If you are still in your teens, what advice might you give to your older self?
Knowing what I know from this vantage point, what might I say to my younger self?
When I asked this question to the children in McGrath a couple of weeks ago, I got some interesting answers. I would say to my younger self –
Be happy and enjoy your life because your life is going to be an amazing adventure.
Don’t be afraid to fall in love – your heart will get broken and you will break a few along the way, but love will win out and you will be happy.
You will be a dad to three great individuals; you will be a granddad to five great individuals; you will always be the little brother to your siblings.
You will have many great friends along the way.
Don’t worry so much about what other people think of you, don’t take yourself too seriously and keep your sense of humor because it will get you through the tough times.
You will travel the world and live in exotic foreign lands.
You will study and learn to your mind’s delight.
You will have some interesting jobs – shoeshine boy, dishwasher, waiter, bus driver, lumber jack, fire fighter, paper boy, janitor and church minister.
You’ll make some mistakes, but you recognize stupid mistakes for what they are, so the mistakes you make are nothing from which you can’t recover. Learn from your mistakes and learn from the mistakes other people make.
If you want to avoid the end-of-life regrets, then don’t be afraid to take risks. It’s better to try and fail than to not try at all.
Practice the virtue of forgiveness. Grudges will only weigh you down.
Take care of yourself, set healthy boundaries, take some time off on a regular basis
If you want to know the meaning of life you will find it in this: love yourself, love others and love God. Life is more journey than destination and love is what matters most.
So, for this year I may indeed make a few resolutions –

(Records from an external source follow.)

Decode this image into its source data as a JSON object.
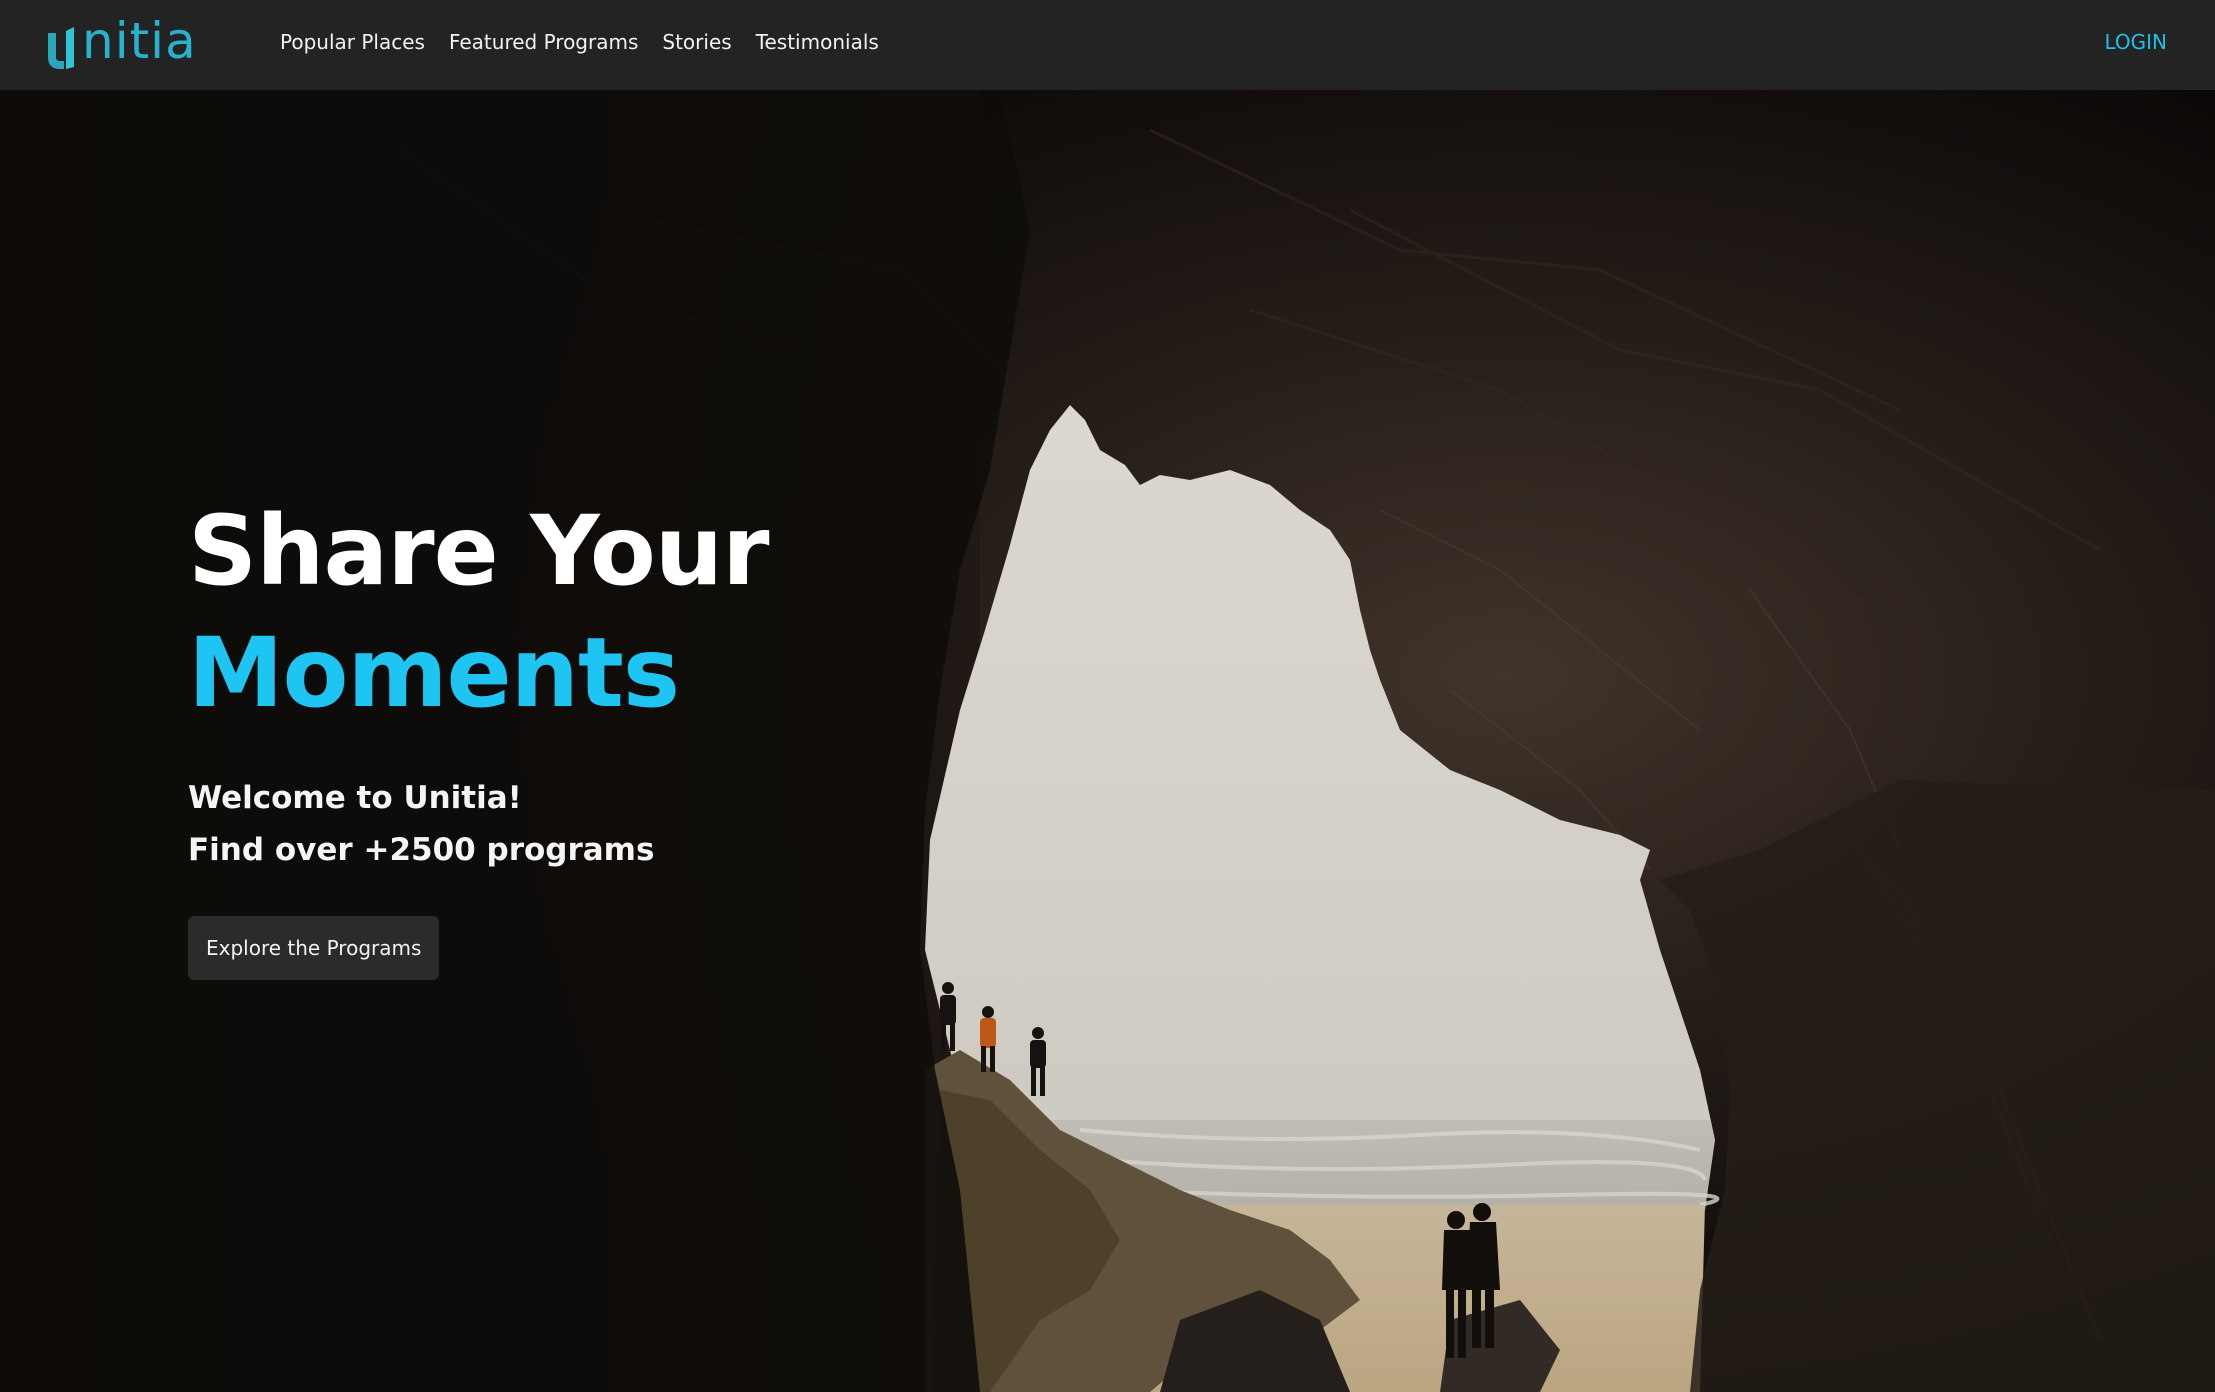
{
  "brand": {
    "name": "nitia",
    "color": "#26b3cf"
  },
  "nav": {
    "links": [
      {
        "label": "Popular Places"
      },
      {
        "label": "Featured Programs"
      },
      {
        "label": "Stories"
      },
      {
        "label": "Testimonials"
      }
    ],
    "login_label": "LOGIN",
    "login_color": "#1fbfe8"
  },
  "hero": {
    "headline_line1": "Share Your",
    "headline_line2": "Moments",
    "headline_accent_color": "#1ec4f2",
    "welcome": "Welcome to Unitia!",
    "tagline": "Find over +2500 programs",
    "cta_label": "Explore the Programs",
    "background_scene": "cave-opening-to-beach-photo"
  }
}
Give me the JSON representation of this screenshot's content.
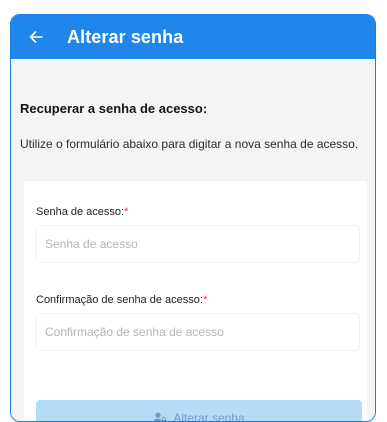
{
  "appbar": {
    "title": "Alterar senha",
    "back_icon": "arrow-left-icon",
    "background": "#1f86ea"
  },
  "section": {
    "title": "Recuperar a senha de acesso:",
    "description": "Utilize o formulário abaixo para digitar a nova senha de acesso."
  },
  "form": {
    "password": {
      "label": "Senha de acesso:",
      "required_mark": "*",
      "placeholder": "Senha de acesso",
      "value": ""
    },
    "confirm": {
      "label": "Confirmação de senha de acesso:",
      "required_mark": "*",
      "placeholder": "Confirmação de senha de acesso",
      "value": ""
    },
    "submit": {
      "label": "Alterar senha",
      "icon": "user-lock-icon",
      "background": "#b5dcf7"
    }
  },
  "colors": {
    "primary": "#1f86ea",
    "required": "#e53935",
    "page_background": "#f3f4f6"
  }
}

- To listen and learn.
- To be kind.
- To affirm the dignity of others.
- To live my hopes and not my fears.
And to keep a face mask in the car. Amen.